Friday, June 29, 2007

Kunio Kishida Live 2007 Alabama Boy

The author of "Tone Man" playing one of his original compositions. Hard to tell but I think that's and original burst.

Saturday, June 23, 2007

Tone Man

For those who don't know this is Kunio Kishida, an avid 'burst enthusiast and player. I just received my copy of his book of the same name and spent hours looking through it. Picture after picture of original bursts. It's my understanding it's a mix of his current collection, guitars he has owned previously and other examples. "Nancy", his main guitar is pictured on page 8. This book is a must have for any Les Paul devotee.

Kunio has also recorded a couple of albums, "Swamp Waters" and "Alabama Boy". You can also catch him on Youtube.

Saturday, June 16, 2007

Beginning of a classic combination

In mid-August of 1965 Jimmy Page was the house producer for the newly formed Immediate Records. Jimmy played a huge part in getting John Mayall in for a recording session with his hot new guitarist, Eric Clapton. Eric brought his recently acquired gear along to the session. A Les Paul that he purchased from Lew Davis's guitar shop sometime in May, as well as a Marshall amplifier.

The sound from this combination so horrified the engineer he turned off the machine, saying it was unrecordable. He couldn't believe anyone wanted a sound like that. Page persuaded him to turn it back on and he would take full responsibility and history was made. The Mayall single "I'm Your Witch Doctor" was the result. Page has stated in interviews that Clapton deserves all the credit for the creation of that Les Paul/Marshall sound.

This is out of the Strange Brew book that I have been reading. It's fascinating to see all the interaction of the players and bands as the time goes along. The book lists not only live shows but who was there. Peter Green saw Mayall with Clapton and was inspired to purchase a Les Paul for himself. I don't think I need to tell anyone how that went. Jack Bruce ended up playing with John Mayall and Clapton because Ginger Baker wanted him out of the band that he was in previously. Clapton knew Steve Winwood from impromptu jam sessions on stage with Spencer Davis.

I have always been interested in where these musicians come from. When I was younger they just seemed to come from nowhere. This book is highly addictive.

Sunday, June 10, 2007

Cream - Crossroads

After reading the "Strange Brew" and listening to John Mayall I have a greater appreciation for Clapton. Here is one of my favourites from Cream.

Sunday, June 3, 2007

Otis Rush - I Can't Quit You Baby

Nice version of this tune done in 1966. Great hang time on the first note. Notice the similarities between this version and the Zeppelin one. The main repeating riff is used by Jimmy Page and built on for the solo. Zeppelin's version is classic Page arrangement with Jones and Bonham providing a rhythm framework for Page's guitar and Plant's vocals.

Otis is playing a righty turned over and still strung for the right hand. It's damn hard to do that.

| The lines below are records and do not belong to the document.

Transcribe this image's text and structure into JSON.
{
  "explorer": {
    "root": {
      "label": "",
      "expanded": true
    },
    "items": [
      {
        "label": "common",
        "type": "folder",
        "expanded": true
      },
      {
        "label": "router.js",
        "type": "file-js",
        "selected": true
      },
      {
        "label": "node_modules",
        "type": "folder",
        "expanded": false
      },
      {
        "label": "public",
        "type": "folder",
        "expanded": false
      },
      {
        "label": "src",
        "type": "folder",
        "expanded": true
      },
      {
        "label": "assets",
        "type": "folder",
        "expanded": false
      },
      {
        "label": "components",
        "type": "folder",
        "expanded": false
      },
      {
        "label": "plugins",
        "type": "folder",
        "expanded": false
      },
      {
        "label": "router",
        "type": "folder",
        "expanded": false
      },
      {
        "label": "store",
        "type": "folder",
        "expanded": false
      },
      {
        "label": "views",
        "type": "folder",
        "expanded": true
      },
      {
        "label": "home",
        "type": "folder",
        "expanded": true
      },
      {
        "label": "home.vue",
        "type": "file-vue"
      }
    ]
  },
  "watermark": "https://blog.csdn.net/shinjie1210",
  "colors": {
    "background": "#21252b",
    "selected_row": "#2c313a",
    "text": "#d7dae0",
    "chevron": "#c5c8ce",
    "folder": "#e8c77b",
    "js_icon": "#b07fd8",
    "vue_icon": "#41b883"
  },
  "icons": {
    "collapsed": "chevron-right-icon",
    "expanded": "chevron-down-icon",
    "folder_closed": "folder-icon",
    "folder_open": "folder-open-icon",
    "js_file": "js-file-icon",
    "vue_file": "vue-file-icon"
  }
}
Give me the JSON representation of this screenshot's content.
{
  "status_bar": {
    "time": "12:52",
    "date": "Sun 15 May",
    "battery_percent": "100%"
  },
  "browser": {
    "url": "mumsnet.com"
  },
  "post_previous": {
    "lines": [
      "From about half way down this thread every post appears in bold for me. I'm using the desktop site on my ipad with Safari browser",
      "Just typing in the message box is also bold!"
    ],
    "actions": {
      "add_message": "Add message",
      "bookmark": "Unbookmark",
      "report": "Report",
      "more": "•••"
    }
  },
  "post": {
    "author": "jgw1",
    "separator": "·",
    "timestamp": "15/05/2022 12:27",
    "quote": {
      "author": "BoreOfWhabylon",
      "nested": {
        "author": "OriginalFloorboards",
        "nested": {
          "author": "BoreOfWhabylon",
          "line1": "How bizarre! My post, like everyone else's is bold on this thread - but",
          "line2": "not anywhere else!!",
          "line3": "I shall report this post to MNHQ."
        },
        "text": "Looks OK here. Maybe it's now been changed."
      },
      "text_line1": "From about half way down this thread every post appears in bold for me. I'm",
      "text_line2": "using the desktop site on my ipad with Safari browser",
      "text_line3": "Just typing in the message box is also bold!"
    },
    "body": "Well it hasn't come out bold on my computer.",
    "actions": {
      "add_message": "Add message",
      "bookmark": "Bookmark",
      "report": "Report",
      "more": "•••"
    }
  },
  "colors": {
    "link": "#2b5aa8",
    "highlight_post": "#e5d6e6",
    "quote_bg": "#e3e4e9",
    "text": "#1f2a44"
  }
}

Friday, June 1, 2007


This is the album that started it all in the U.K. John Mayall with Eric Clapton broke blues music with the general public and started the blues boom in England. Clapton has legendary tone on this one. So much wood you could make your own guitar. He's using an early Marshall JTM 45 turned way up. Not only did he set the benchmark for tone but he changed the way the guitar was recorded. He refused to turn down so the engineers had to figure out a way to mic him. And figure it out they did. This album and the debut from Butterfield Blues Band are probably the two most important white blues albums of the 60's.

Steppin' Out